What happens when latent lesbian Dr. Natalie Jenner meets heart-stopping paramedic Charlie Thompson? Perhaps it’s just what the doctor ordered.
Natalie Jenner practices medicine and heterosexuality, though she’s much better at one than the other.
When Charlie Thompson, a heart-stopping butch 15 years her junior, joins the hospital staff as a paramedic, it becomes queer—er, clear—exactly which of Natalie’s practices isn’t making all that much progress.
Natalie’s urgent urge for Charlie delivers more shock to her system than a defibrillator ever could.
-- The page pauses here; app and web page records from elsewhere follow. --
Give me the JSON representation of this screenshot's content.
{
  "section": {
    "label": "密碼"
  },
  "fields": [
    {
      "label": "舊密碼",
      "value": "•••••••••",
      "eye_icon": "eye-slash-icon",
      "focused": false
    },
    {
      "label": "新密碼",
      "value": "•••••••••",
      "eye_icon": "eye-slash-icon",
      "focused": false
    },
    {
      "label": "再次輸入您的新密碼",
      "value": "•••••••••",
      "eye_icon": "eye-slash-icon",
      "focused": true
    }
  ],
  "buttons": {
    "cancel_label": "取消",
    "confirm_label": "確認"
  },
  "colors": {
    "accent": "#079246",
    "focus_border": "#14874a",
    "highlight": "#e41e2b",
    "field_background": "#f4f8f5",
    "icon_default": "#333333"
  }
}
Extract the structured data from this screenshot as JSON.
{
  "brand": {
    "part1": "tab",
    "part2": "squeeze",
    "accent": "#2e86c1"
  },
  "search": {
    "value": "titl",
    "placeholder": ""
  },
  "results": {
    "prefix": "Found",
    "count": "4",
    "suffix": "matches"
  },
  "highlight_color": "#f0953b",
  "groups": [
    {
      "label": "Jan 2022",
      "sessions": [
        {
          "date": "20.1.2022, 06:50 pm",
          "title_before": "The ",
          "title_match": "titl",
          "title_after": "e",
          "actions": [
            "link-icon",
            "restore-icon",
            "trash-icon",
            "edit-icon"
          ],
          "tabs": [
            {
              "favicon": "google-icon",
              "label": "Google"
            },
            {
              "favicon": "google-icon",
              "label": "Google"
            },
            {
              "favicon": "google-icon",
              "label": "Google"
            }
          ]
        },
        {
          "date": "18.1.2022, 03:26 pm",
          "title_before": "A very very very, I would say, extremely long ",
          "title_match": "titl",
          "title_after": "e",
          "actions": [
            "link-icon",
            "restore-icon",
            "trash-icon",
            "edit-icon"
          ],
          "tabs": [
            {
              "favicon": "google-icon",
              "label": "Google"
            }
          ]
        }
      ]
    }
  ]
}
Charlie is similarly smitten, even though she knows the prognosis is negative.
Because this relationship is hardly what the doctor ordered.
Natalie has a husband, a daughter with developmental delays, and a commitment to cheat on her life without compunction or consequence.
Their affair is touch-and-go in every sense. Even as Natalie emerges from her comatose lesbianism, she remains in critical condition, especially when she experiences what Charlie calls a “straight girl freak-out.”
Natalie’s freak-outs become frequent, her vow to do no harm applied exclusively to patients. But instead of drafting a DNR, the paramedic persists in performing CPR.
Can Charlie stabilize this relationship, or is it fated to flat-line?
Much like the characters’ romance, the pulse of the novel is low and slow. Sexual tension must evolve. Readers want to observe the accumulation of the characters’ ardor, not just its culmination. We want to discover what each woman finds alluring and appealing about the other.
This is difficult to achieve not only because the romance is rushed, but also because the characterizations are reminiscent of a hospital gown: flimsy and formless. We see no evidence of Natalie’s purported potency as a love interest. There is nothing about her that is laudable, let alone likeable. She is childish and churlish, aggressive and possessive. Conversely, Charlie is characterized as competent and confident, but that’s the extent of her.
When it comes to characters, an intravenous approach should be taken: in order for readers to invest in and empathize with Natalie and Charlie, we need to go IV-deep into their emotions and personalities. This would enable the dialogue to distinguish, not extinguish, the characters’ individuality. It would enable readers to cheer on, not jeer at, the characters’ relationship. And it would enable me to prescribe, not proscribe, Searching for Forever.